BACKGROUND: Studies in the last 15 years have shown a high prevalence of sleep disorders in maintenance haemodialysis (HD) patients. METHODS: To investigate whether the new technical and therapeutic advances of the last decade have had a positive impact on sleep disturbances in HD patients: 694 patients (384 males, 310 females) were surveyed using a specific questionnaire; their clinical, lifestyle and dialysis data were also recorded. RESULTS: Forty-five per cent of patients (n=311; 156 males, 155 females) complained of insomnia, defined either by delayed sleep onset and/or night-time waking, and were included in the insomnia group; the remainder were used as controls (control group). There was a significantly higher risk of insomnia in patients with >12 months on dialysis, in patients dialysed in the morning (P<0.003), and in patients with higher parathyroid hormone (PTH) levels (P<0.05). Body mass index, body weight gain and blood pressure did not differ between the groups, and neither did the dialysis parameters. Creatinine and urea plasma levels were higher in the control group vs the insomnia group (P<0.001), but there was no difference in haemoglobin concentrations or use of erythropoietin, calcitriol and antihypertensive drugs. Cigarette smoking, caffeine or alcohol intake were comparable in the two groups. The most frequently recorded sleep disorders were night-time waking (92%), trouble falling asleep (67%) and early morning waking (62%). Restless leg symptoms were described in 52% of patients with insomnia. CONCLUSIONS: The prevalence of insomnia in HD patients is still very high; elderly patients, and those with longer time on dialysis and high levels of PTH are at major risk of insomnia, whereas type of dialysis, haemoglobin levels and behavioural factors do not seem to play a critical role in determining this sleep disorder. (+info)

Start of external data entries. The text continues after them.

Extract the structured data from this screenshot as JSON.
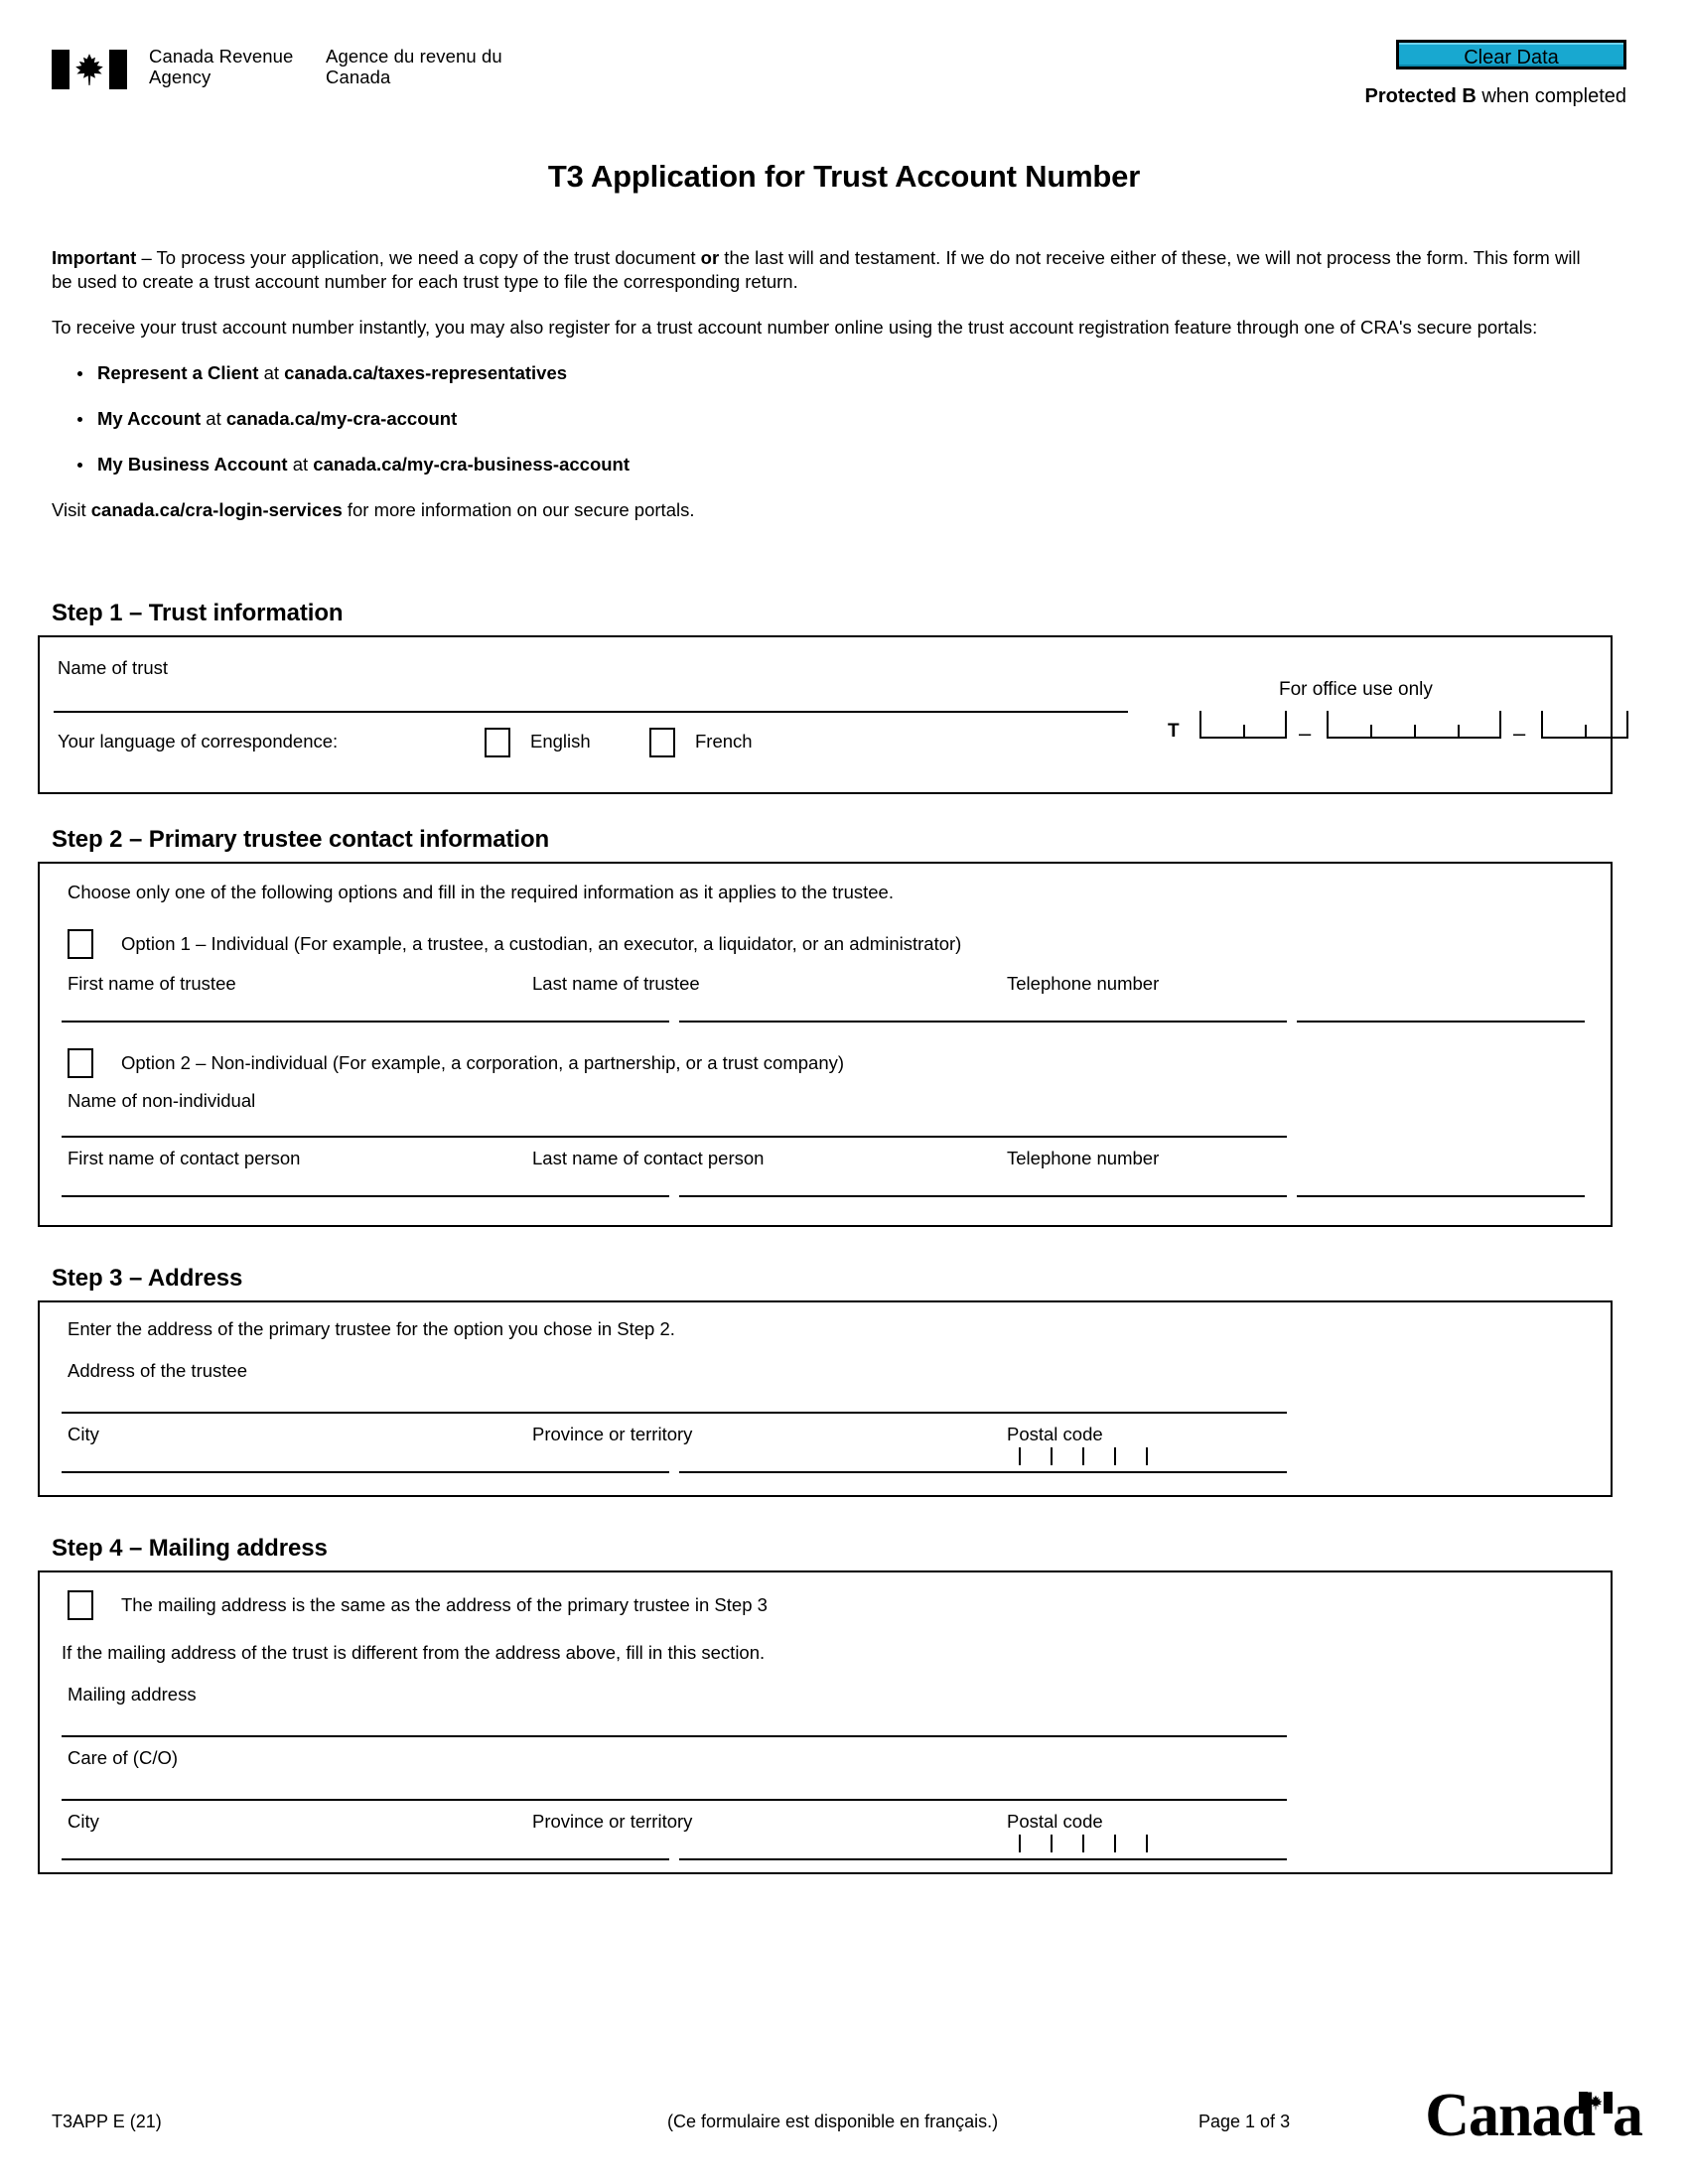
{
  "header": {
    "agency_en": "Canada Revenue Agency",
    "agency_fr": "Agence du revenu du Canada",
    "clear_data_label": "Clear Data",
    "protected_label": "Protected B",
    "protected_suffix": " when completed"
  },
  "title": "T3 Application for Trust Account Number",
  "intro": {
    "important_label": "Important",
    "important_dash": " – ",
    "important_text_1": "To process your application, we need a copy of the trust document ",
    "important_bold_or": "or",
    "important_text_2": " the last will and testament. If we do not receive either of these, we will not process the form. This form will be used to create a trust account number for each trust type to file the corresponding return.",
    "register_paragraph": "To receive your trust account number instantly, you may also register for a trust account number online using the trust account registration feature through one of CRA's secure portals:",
    "portals": [
      {
        "name": "Represent a Client",
        "at": " at ",
        "url": "canada.ca/taxes-representatives"
      },
      {
        "name": "My Account",
        "at": " at ",
        "url": "canada.ca/my-cra-account"
      },
      {
        "name": "My Business Account",
        "at": " at ",
        "url": "canada.ca/my-cra-business-account"
      }
    ],
    "visit_prefix": "Visit ",
    "visit_url": "canada.ca/cra-login-services",
    "visit_suffix": " for more information on our secure portals."
  },
  "step1": {
    "heading": "Step 1 – Trust information",
    "name_of_trust_label": "Name of trust",
    "language_label": "Your language of correspondence:",
    "english_label": "English",
    "french_label": "French",
    "office_use_label": "For office use only",
    "t_prefix": "T",
    "dash": "–"
  },
  "step2": {
    "heading": "Step 2 – Primary trustee contact information",
    "instruction": "Choose only one of the following options and fill in the required information as it applies to the trustee.",
    "option1_label": "Option 1 – Individual (For example, a trustee, a custodian, an executor, a liquidator, or an administrator)",
    "first_name_trustee_label": "First name of trustee",
    "last_name_trustee_label": "Last name of trustee",
    "telephone_label_1": "Telephone number",
    "option2_label": "Option 2 – Non-individual (For example, a corporation, a partnership, or a trust company)",
    "name_non_individual_label": "Name of non-individual",
    "first_name_contact_label": "First name of contact person",
    "last_name_contact_label": "Last name of contact person",
    "telephone_label_2": "Telephone number"
  },
  "step3": {
    "heading": "Step 3 – Address",
    "instruction": "Enter the address of the primary trustee for the option you chose in Step 2.",
    "address_label": "Address of the trustee",
    "city_label": "City",
    "province_label": "Province or territory",
    "postal_label": "Postal code"
  },
  "step4": {
    "heading": "Step 4 – Mailing address",
    "same_address_label": "The mailing address is the same as the address of the primary trustee in Step 3",
    "different_note": "If the mailing address of the trust is different from the address above, fill in this section.",
    "mailing_address_label": "Mailing address",
    "care_of_label": "Care of (C/O)",
    "city_label": "City",
    "province_label": "Province or territory",
    "postal_label": "Postal code"
  },
  "footer": {
    "form_code": "T3APP E (21)",
    "french_note": "(Ce formulaire est disponible en français.)",
    "page_number": "Page 1 of 3",
    "canada_wordmark": "Canad"
  },
  "colors": {
    "clear_data_fill": "#18a8d0",
    "ink": "#000000",
    "paper": "#ffffff"
  }
}
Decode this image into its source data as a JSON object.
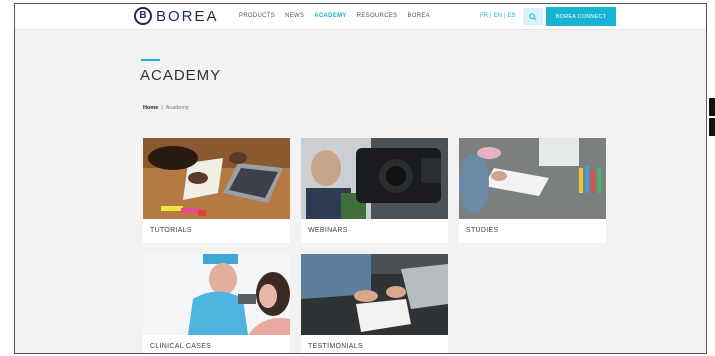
{
  "header": {
    "logo_mark": "B",
    "logo_text": "BOREA",
    "nav": [
      "PRODUCTS",
      "NEWS",
      "ACADEMY",
      "RESOURCES",
      "BOREA"
    ],
    "active_nav": "ACADEMY",
    "languages": [
      "FR",
      "EN",
      "ES"
    ],
    "active_language": "EN",
    "connect_label": "BOREA CONNECT"
  },
  "page": {
    "title": "ACADEMY",
    "breadcrumb_home": "Home",
    "breadcrumb_separator": "|",
    "breadcrumb_current": "Academy"
  },
  "cards": [
    {
      "label": "TUTORIALS"
    },
    {
      "label": "WEBINARS"
    },
    {
      "label": "STUDIES"
    },
    {
      "label": "CLINICAL CASES"
    },
    {
      "label": "TESTIMONIALS"
    }
  ],
  "colors": {
    "accent": "#19b3d3",
    "brand": "#1d2b4f"
  }
}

Autosomal dominant restless legs syndrome maps on chromosome 14q.
Restless legs syndrome (RLS) is a common neurological disorder characterized by an irresistible desire to move the extremities associated with paraesthesia/dysaesthesia. These symptoms occur predominantly at rest and worsen at night, resulting in nocturnal insomnia and chronic sleep deprivation. In this paper, we show significant evidence of linkage to a new locus for RLS on chromosome 14q13-21 region in a 30-member, three-generation Italian family affected by RLS and periodic leg movements in sleep (PLMS). This is the second RLS locus identified so far and the first consistent with an autosomal dominant inheritance pattern. The new RLS critical region spans 9.1 cM, between markers D14S70 and D14S1068. The maximum two-point log of odds ratio score value, of 3.23 at theta = 0.0, was obtained for marker D14S288. The accurate clinical evaluation of RLS-affected, as well as unaffected, family members allowed for the configuring of RLS as a phenotypic spectrum ranging from PLMS to RLS. Motor component, both while awake and during sleep, was an important aspect of the phenotype in the family analysed. The complementary clinical and genetic studies on multiplex families are likely to be of the utmost importance in unfolding the complete expressivity of RLS phenotype spectrum. (+info)